// Walpole launches its sustainability manifesto to guide its members and suppliers towards sustainable practices
// The UN aligned manifesto will cover the safeguarding of the environment and natural resources as well as working conditions.
The body for the UK luxury industry Walpole has partnered up with British luxury retailers Burberry, Dunhill, Harrods, Johnstons of Elgin, Mulberry and The Savoy to establish British luxury as a leader in sustainability.
Walpole, which counts over 270 high-end retailers as members launched its comprehensive sustainability manifesto with aims to support the British luxury sector in leading the way on the imperative towards sustainability.
Supported by strategic partner McKinsey & Company, Walpole launched phase one of its manifesto at its annual CEO & Chairmen’s dinner last night.
The dinner was attended by over 100 British luxury brands to support the launch of the new initiative and committing to prioritising sustainability within their businesses.
Aligned to the UN Sustainability Goals, Walpole’s manifesto aims to set industry best practice aspirations in sustainability for the British luxury sector with four overarching principles:
To lead the transition towards a circular economy, safeguard the environment and natural resources, guide partners and suppliers towards sustainable practices and to advocate equal and respectful working conditions
McKinsey & Company’s ‘Generation Research’ revealed a momentum from consumers demanding sustainable products with approximately 30 per cent of GenZ and Millennial consumers willing to pay more for sustainable products.
“If British luxury is to achieve its target of £65billion in sales over the next five years, sustainability has to be at the heart of every brand’s strategy,” Walpole CEO Helen Brocklebank said.
“For Millennials and GenZ who will account for half of all luxury sales by 2025, true luxury only comes with a clean conscience.”
Investors and shareholder are increasingly demanding sustainable investments, with a third of global assets now managed through sustainable strategies.
Governments and regulators are also setting the pace for change through legislative changes.
Burberry vice president, corporate responsibility Pam Batty said :“The luxury industry needs to collaborate and enact policies and programmes at scale to protect the environment, implement more sustainable practices and support workers in its supply chains,”
“While there is no quick fix, we are hugely supportive of Walpole’s British Luxury Sustainability Manifesto which will bring together established and emerging UK brands to implement systemic change and build a more sustainable future for our industry.”
According to the 2019 Swytch survey on employee sentiment, around 70 per cent of employees would prefer to work for a company with a green footprint.
These views were emulated in the 2020 Walpole-McKinsey ‘Sustainability in Luxury Survey’, and focus groups conducted among the Walpole membership.
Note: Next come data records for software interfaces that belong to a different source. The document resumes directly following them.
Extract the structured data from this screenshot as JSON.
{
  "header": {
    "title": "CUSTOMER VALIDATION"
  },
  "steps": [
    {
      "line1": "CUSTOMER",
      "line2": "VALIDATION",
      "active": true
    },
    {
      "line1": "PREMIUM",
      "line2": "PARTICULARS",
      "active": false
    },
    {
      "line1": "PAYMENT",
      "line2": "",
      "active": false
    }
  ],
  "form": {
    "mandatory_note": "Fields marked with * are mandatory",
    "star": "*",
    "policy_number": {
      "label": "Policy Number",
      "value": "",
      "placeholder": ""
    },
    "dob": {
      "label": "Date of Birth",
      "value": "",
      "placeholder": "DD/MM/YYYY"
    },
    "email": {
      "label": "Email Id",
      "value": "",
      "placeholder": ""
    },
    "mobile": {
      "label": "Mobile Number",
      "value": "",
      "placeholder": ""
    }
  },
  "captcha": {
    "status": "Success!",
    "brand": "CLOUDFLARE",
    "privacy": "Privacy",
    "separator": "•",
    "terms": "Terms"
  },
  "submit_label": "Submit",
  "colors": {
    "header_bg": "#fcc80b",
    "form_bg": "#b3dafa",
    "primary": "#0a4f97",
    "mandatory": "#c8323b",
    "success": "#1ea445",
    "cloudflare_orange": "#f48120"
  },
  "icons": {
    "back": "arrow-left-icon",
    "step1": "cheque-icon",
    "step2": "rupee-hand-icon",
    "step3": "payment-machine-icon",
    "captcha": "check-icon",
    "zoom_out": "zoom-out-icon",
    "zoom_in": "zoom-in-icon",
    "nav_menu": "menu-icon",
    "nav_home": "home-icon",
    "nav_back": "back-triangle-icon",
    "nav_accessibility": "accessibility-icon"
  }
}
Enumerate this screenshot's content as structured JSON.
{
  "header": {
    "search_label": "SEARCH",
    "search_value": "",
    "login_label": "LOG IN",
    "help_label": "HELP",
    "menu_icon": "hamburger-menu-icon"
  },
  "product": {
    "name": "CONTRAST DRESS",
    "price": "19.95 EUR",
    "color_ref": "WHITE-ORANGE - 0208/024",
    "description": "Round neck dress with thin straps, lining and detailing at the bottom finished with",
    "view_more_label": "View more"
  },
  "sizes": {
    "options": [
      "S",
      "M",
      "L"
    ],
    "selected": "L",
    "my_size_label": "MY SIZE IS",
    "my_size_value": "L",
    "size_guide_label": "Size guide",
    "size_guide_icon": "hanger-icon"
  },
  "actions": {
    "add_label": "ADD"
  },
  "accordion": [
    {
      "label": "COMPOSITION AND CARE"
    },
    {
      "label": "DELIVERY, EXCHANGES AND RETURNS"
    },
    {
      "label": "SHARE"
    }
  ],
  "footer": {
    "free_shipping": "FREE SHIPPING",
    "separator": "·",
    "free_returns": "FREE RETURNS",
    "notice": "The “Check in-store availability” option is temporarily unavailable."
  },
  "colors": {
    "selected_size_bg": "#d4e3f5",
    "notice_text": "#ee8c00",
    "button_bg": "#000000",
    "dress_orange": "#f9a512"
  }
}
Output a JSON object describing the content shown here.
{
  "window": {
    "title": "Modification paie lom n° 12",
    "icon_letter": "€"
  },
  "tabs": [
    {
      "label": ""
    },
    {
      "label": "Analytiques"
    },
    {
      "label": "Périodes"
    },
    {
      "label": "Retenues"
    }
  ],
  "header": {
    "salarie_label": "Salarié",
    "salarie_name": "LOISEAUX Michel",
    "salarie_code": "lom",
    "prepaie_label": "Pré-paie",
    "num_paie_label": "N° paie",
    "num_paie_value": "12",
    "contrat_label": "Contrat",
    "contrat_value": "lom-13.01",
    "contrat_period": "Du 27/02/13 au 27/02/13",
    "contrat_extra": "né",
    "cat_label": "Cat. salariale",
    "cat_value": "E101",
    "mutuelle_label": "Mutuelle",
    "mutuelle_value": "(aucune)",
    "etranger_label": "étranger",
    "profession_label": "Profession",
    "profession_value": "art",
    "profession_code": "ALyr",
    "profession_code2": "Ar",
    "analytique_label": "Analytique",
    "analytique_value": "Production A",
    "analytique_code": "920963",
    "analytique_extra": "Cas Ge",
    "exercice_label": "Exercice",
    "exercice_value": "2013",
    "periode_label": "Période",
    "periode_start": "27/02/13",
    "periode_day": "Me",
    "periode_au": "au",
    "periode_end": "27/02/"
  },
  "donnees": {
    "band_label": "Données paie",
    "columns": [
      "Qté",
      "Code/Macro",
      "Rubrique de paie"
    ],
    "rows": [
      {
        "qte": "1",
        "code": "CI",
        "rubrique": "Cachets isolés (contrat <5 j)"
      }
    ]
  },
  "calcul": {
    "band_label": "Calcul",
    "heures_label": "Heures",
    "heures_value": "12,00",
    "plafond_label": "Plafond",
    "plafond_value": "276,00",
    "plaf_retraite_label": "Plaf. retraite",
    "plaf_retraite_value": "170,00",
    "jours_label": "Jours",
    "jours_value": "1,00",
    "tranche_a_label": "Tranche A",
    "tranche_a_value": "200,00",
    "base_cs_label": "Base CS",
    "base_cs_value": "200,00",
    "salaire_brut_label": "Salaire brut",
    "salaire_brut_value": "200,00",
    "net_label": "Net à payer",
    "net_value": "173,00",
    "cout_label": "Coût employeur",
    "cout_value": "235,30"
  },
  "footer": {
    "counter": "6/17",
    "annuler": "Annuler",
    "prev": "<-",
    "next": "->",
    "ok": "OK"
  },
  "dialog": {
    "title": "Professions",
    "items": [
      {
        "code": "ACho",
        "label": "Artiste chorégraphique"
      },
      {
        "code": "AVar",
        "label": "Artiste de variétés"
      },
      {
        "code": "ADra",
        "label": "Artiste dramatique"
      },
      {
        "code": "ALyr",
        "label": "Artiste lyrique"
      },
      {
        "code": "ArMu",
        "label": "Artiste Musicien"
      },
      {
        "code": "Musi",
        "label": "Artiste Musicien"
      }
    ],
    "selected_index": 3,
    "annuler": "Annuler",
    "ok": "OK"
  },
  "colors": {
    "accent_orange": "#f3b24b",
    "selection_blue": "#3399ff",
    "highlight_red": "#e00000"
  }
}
“It is increasingly relevant for the luxury consumers, investors and for the brands to have long lasting products.” McKinsey & Company partner Anita Balchandani said.
It revealed that 90 per cent of retailers saw sustainability as a top five priority for their business largely driven by the increased focus on social responsibility and changing consumer expectations and purchasing behaviours.
However, the survey showed responsible sourcing of raw materials, waste management and reducing greenhouse gas emissions were challenges faced by majority of the Walpole membership.
Having developed the manifesto, with clear aspirations Walpole’s will aim to provide on-going directional guidelines for its members and to support member businesses with relevant resources, forums and tools to achieve these aspirations.